Will high school players begin to skip out on their senior season if they sign a scholarship before it begins?
“There is a significant number of coaches worrying about the impact on high school football,” Berry says, “but we do have a growing number that would like to do it in the summer prior to the senior year.”
Sankey offers moving back the signing date.
“We don’t have a position on a specific early-signing date—as early as August, as I know of—but we have a desire to not let the early-signing date remain,” Sankey says of his league. “One of the considerations is back in January, so you get clear of things and understand where you are in the transfer rule and then could sign. Others could make reasons why earlier could be better.”
The IAWP was implemented in 2017 to prevent colleges from gaming the recruiting system by hiring a coach or family member of a player for which it is recruiting.
Coaches were in support of the change. That is no longer the case. Name, image and likeness (NIL) rules have changed the game, says Kelly. Coaches are using NIL in recruiting, not hiring people with a relationship with a recruit.
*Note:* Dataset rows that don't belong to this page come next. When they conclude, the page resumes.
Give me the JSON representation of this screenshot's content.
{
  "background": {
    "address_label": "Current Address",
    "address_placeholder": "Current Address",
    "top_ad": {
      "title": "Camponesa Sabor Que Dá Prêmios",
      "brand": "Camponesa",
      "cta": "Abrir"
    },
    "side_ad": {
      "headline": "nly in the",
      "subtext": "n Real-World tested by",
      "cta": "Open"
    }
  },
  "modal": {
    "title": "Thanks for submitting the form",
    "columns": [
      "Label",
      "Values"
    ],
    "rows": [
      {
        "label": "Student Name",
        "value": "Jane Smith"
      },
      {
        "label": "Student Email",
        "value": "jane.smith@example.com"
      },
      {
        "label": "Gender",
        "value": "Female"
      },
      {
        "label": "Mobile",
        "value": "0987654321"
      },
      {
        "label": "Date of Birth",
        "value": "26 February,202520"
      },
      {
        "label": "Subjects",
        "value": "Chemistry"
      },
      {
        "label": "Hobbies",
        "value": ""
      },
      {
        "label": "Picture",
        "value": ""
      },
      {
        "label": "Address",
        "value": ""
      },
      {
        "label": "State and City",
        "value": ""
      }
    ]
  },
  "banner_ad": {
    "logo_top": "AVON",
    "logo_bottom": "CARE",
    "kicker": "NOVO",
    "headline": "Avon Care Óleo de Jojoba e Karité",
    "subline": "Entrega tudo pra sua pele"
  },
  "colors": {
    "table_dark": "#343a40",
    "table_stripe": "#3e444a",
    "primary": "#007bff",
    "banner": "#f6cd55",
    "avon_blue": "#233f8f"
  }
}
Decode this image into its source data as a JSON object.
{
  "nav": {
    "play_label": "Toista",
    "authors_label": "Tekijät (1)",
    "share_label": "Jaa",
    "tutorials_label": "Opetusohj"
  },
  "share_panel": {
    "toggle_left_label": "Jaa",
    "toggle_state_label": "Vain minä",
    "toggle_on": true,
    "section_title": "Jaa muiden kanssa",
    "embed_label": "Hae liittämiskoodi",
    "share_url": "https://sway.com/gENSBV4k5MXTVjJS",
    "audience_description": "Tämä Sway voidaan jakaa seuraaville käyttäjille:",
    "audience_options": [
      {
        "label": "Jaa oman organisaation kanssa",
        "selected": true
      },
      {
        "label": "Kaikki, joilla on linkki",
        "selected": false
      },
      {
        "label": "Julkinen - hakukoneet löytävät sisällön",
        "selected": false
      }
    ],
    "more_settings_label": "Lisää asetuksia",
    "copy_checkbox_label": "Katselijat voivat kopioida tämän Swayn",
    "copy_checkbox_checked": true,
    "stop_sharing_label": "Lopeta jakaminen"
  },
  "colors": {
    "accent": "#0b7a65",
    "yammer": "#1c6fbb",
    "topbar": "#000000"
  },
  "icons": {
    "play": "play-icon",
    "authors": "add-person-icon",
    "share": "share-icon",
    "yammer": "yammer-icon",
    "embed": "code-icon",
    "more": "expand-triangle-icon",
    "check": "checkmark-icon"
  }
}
“With name, image and likeness … those are the true inducements. It’s not because you hired somebody,” he says.
The IAWP is sometimes preventing universities from hiring high school coaches due to their relationships with a recruit.
“I think it’s a terrible rule,” Missouri coach Eli Drinkwitz says. “I wasn’t an IAWP coach, but I was a high school coach who had the opportunity to coach in college sports.”
Berry says the IAWP is a difficult concept to enforce. Over the past year, the NCAA has abolished several rules that are unenforceable. Why not scratch this one?
“It’s ridiculous the mechanisms you have to go through to hire somebody right now,” Berry says. “I think IAWP is very burdensome and semihard to control. There’s an awful lot of, ‘What is a relationship with a student-athlete?’”
The Football Oversight Committee is expected to continue studying all of these concepts with potential recommendations to the NCAA Division I Council or commissioners for changes in the coming months.